Destructive reverse bias pinning in perovskite/silicon tandem solar modules caused by perovskite hysteresis under dynamic shading†

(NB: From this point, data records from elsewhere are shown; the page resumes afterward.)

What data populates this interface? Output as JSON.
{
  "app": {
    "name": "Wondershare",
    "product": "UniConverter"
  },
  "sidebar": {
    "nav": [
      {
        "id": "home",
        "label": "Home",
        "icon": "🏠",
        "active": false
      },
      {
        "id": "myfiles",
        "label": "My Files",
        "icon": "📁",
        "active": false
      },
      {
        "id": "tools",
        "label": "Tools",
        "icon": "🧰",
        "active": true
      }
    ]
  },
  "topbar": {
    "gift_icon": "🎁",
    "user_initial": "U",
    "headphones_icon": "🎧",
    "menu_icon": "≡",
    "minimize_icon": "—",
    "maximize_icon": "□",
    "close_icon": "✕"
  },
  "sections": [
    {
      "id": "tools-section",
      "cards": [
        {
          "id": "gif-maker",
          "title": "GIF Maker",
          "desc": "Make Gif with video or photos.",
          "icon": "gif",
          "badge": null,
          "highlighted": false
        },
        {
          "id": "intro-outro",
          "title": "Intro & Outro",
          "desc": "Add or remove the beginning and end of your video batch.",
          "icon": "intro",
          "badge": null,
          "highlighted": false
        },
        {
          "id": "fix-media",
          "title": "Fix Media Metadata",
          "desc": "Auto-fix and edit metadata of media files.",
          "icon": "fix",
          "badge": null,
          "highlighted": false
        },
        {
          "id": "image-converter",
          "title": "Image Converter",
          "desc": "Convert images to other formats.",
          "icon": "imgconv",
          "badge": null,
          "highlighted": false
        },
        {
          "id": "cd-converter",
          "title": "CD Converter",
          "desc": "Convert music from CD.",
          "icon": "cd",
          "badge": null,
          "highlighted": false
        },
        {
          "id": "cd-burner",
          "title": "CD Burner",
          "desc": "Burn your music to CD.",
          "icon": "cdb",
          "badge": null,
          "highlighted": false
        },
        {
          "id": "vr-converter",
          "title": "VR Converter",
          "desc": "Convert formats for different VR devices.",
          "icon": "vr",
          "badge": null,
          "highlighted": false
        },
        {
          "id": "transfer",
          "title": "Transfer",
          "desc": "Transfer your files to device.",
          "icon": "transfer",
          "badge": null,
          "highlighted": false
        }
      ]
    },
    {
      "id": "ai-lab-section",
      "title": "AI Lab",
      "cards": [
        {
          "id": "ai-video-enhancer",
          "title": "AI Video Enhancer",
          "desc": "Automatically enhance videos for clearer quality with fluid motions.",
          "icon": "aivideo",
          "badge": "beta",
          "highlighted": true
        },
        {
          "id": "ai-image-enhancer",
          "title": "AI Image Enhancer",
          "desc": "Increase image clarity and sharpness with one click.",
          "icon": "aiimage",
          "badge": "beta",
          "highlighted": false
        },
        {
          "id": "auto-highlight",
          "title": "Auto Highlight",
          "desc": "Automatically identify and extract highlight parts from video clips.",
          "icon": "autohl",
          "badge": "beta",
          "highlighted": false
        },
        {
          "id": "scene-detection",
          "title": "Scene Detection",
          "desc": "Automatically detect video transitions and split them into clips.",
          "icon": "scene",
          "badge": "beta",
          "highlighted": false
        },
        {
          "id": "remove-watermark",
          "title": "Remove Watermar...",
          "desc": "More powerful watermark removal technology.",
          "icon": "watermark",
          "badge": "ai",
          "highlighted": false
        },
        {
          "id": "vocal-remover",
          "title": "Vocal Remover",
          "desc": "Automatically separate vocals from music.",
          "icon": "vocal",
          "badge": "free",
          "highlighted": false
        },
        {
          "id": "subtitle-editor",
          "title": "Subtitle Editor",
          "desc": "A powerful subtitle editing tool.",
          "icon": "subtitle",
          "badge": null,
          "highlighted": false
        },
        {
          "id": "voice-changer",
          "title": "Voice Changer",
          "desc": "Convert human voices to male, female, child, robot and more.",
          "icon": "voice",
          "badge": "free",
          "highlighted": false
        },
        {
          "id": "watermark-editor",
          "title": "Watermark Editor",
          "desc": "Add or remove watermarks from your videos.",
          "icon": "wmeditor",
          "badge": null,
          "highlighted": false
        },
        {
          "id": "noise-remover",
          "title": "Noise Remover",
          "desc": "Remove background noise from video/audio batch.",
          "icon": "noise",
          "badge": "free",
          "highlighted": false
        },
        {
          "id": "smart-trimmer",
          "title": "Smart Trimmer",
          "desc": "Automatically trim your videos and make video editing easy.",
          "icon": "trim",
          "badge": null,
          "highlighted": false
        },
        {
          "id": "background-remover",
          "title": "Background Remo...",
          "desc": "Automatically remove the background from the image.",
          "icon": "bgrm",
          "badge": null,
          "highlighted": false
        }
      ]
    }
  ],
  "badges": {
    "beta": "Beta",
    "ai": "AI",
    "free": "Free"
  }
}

We demonstrate how perovskite hysteresis can result in permanent reductions in power output in perovskite/silicon tandem modules—including irreversible hotspot-induced damage—from only brief periods of shading. We show that reverse bias events in which a perovskite cell is biased above a threshold voltage—which in this work we find to be as low as −1.1 V—produces a temporary reduction in power output that is of sufficient magnitude to keep the cell pinned in reverse bias after the shading event ends. As a hysteretic phenomena, this crucial failure mode may be overlooked by static models of perovskite-based solar cells. Higher reverse bias voltages exacerbate the temporary reduction in short-circuit photocurrent, which is also sensitive to the level of illumination under reverse bias. Numerical device modelling demonstrates that this effect is consistent with our understanding of perovskite hysteresis as a consequence of mobile ion-electron coupling controlling rates of non-radiative recombination over time. Measurements of the dynamic response of single-junction perovskite cells are extrapolated to two-terminal and four-terminal perovskite/silicon tandem module modelling. We validate these models with measurements from an equivalent electronic circuit that represents a two-terminal perovskite–silicon tandem mini module. Two module-level solutions are discussed that address this issue, which includes increasing the number of bypass diodes and choosing better suited silicon bottom cells with higher shunter resistance in two-terminal tandem modules.